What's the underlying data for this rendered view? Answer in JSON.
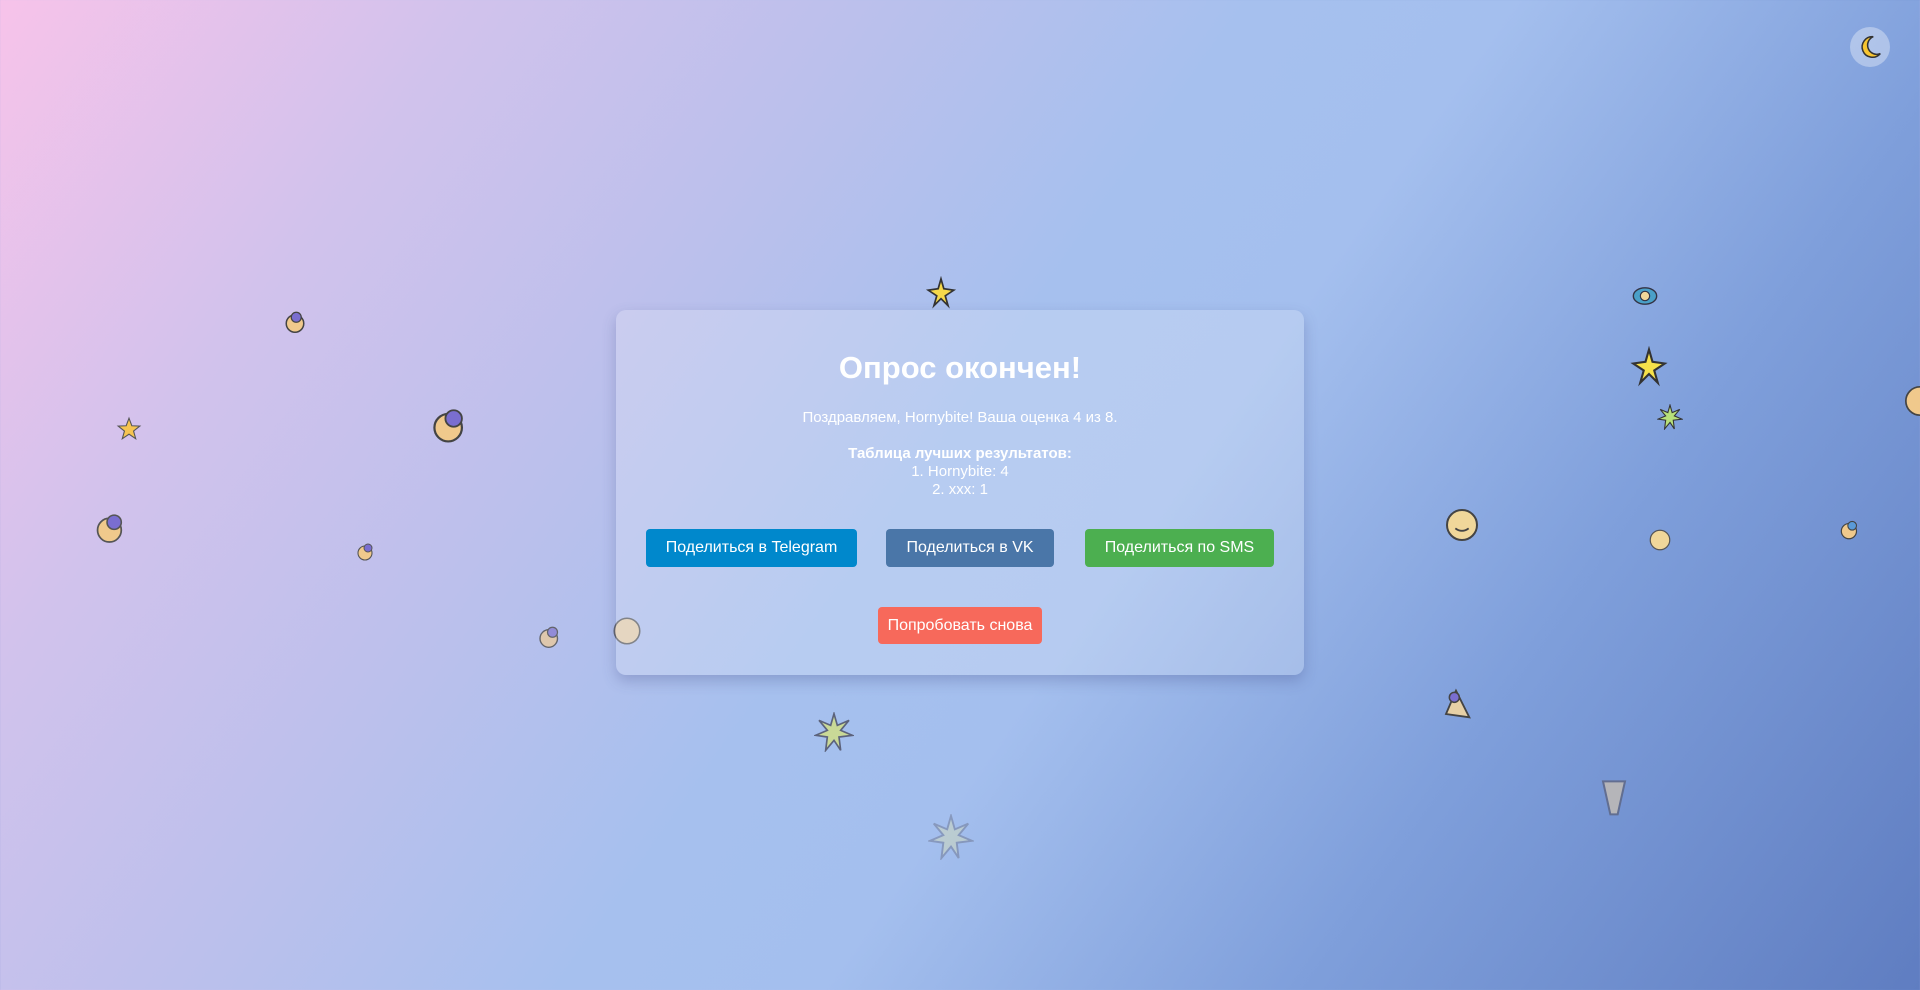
{
  "theme_toggle": {
    "icon": "moon-icon"
  },
  "quiz": {
    "title": "Опрос окончен!",
    "result": "Поздравляем, Hornybite! Ваша оценка 4 из 8.",
    "leaderboard": {
      "title": "Таблица лучших результатов:",
      "entries": [
        "1. Hornybite: 4",
        "2. xxx: 1"
      ]
    },
    "buttons": {
      "telegram": "Поделиться в Telegram",
      "vk": "Поделиться в VK",
      "sms": "Поделиться по SMS",
      "retry": "Попробовать снова"
    }
  },
  "colors": {
    "telegram": "#0088cc",
    "vk": "#4a76a8",
    "sms": "#4caf50",
    "retry": "#f7695b"
  },
  "decorations": [
    "star-icon",
    "sparkle-icon",
    "bouquet-icon",
    "face-icon"
  ]
}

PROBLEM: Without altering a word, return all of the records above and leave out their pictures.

SOLUTION TO THE PROBLEM:
What's the underlying data for this rendered view? Answer in JSON.
{
  "theme_toggle": {
    "icon": "moon-icon"
  },
  "quiz": {
    "title": "Опрос окончен!",
    "result": "Поздравляем, Hornybite! Ваша оценка 4 из 8.",
    "leaderboard": {
      "title": "Таблица лучших результатов:",
      "entries": [
        "1. Hornybite: 4",
        "2. xxx: 1"
      ]
    },
    "buttons": {
      "telegram": "Поделиться в Telegram",
      "vk": "Поделиться в VK",
      "sms": "Поделиться по SMS",
      "retry": "Попробовать снова"
    }
  },
  "colors": {
    "telegram": "#0088cc",
    "vk": "#4a76a8",
    "sms": "#4caf50",
    "retry": "#f7695b"
  },
  "decorations": [
    "star-icon",
    "sparkle-icon",
    "bouquet-icon",
    "face-icon"
  ]
}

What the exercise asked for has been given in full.